*** Data provided ***

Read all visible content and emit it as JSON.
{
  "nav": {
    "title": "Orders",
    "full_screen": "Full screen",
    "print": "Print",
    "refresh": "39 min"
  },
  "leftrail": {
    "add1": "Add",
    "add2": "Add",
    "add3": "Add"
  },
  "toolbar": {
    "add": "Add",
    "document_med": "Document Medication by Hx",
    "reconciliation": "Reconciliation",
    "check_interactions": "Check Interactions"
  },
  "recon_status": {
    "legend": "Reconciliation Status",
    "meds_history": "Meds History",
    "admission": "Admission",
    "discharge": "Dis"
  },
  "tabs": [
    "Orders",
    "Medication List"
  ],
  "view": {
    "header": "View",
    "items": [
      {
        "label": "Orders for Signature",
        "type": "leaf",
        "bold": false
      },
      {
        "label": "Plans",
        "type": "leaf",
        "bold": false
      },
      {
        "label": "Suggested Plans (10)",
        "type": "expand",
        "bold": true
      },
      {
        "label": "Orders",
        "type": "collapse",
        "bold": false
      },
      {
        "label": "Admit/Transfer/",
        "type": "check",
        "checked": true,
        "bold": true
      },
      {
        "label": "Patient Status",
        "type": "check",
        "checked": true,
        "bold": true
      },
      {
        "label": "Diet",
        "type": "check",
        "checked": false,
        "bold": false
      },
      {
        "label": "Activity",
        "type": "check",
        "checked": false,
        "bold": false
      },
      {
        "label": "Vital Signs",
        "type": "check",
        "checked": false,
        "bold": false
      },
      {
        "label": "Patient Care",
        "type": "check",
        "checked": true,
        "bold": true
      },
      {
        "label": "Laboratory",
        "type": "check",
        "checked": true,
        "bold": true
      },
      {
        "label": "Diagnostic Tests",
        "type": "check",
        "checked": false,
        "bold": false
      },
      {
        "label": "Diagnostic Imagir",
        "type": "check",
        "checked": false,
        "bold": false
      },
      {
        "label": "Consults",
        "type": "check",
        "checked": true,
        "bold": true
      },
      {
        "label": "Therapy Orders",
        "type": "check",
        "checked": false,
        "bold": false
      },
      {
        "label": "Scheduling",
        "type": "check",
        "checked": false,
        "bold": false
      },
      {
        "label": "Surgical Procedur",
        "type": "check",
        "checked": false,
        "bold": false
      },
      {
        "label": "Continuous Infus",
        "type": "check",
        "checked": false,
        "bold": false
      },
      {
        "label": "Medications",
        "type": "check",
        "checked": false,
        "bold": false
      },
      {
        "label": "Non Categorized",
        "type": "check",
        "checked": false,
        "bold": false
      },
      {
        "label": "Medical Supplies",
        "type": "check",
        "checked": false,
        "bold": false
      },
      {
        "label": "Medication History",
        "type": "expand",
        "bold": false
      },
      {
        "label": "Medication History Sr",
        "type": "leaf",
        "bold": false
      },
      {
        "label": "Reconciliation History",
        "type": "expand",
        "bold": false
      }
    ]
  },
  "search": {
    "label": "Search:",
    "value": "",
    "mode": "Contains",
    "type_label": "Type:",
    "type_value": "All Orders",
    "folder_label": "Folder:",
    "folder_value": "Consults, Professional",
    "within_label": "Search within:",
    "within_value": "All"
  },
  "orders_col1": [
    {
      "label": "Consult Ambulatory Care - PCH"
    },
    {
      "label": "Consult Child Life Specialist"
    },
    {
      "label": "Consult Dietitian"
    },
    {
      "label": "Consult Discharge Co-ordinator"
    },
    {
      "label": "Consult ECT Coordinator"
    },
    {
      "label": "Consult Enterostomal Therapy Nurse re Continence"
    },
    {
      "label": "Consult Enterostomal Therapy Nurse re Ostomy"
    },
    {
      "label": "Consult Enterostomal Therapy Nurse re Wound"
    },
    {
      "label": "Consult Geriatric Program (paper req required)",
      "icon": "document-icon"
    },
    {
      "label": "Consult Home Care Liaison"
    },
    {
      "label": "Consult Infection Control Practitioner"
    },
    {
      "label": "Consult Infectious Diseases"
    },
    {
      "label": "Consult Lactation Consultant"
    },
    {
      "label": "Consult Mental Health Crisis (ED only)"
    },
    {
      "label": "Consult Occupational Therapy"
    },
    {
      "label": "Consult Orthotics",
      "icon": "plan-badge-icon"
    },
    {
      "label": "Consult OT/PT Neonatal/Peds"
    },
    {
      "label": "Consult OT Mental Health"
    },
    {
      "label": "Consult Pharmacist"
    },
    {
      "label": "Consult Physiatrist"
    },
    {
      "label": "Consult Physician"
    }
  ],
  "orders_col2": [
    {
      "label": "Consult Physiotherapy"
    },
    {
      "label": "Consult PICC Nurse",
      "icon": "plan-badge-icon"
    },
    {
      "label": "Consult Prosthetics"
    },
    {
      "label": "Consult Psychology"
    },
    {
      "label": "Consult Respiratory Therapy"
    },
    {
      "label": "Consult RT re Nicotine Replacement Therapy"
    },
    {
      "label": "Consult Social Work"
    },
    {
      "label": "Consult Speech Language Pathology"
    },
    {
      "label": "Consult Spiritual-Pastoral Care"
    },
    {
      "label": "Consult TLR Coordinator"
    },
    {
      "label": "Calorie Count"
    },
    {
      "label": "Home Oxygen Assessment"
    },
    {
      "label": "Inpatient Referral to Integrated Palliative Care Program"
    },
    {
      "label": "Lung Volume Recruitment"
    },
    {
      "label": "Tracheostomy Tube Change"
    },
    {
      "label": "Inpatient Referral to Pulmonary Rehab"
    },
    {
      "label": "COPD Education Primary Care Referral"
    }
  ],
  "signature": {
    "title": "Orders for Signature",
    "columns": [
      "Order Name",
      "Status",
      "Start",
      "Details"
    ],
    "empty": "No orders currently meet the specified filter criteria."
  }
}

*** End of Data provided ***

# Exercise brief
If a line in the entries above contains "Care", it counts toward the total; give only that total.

# Result of the exercise
6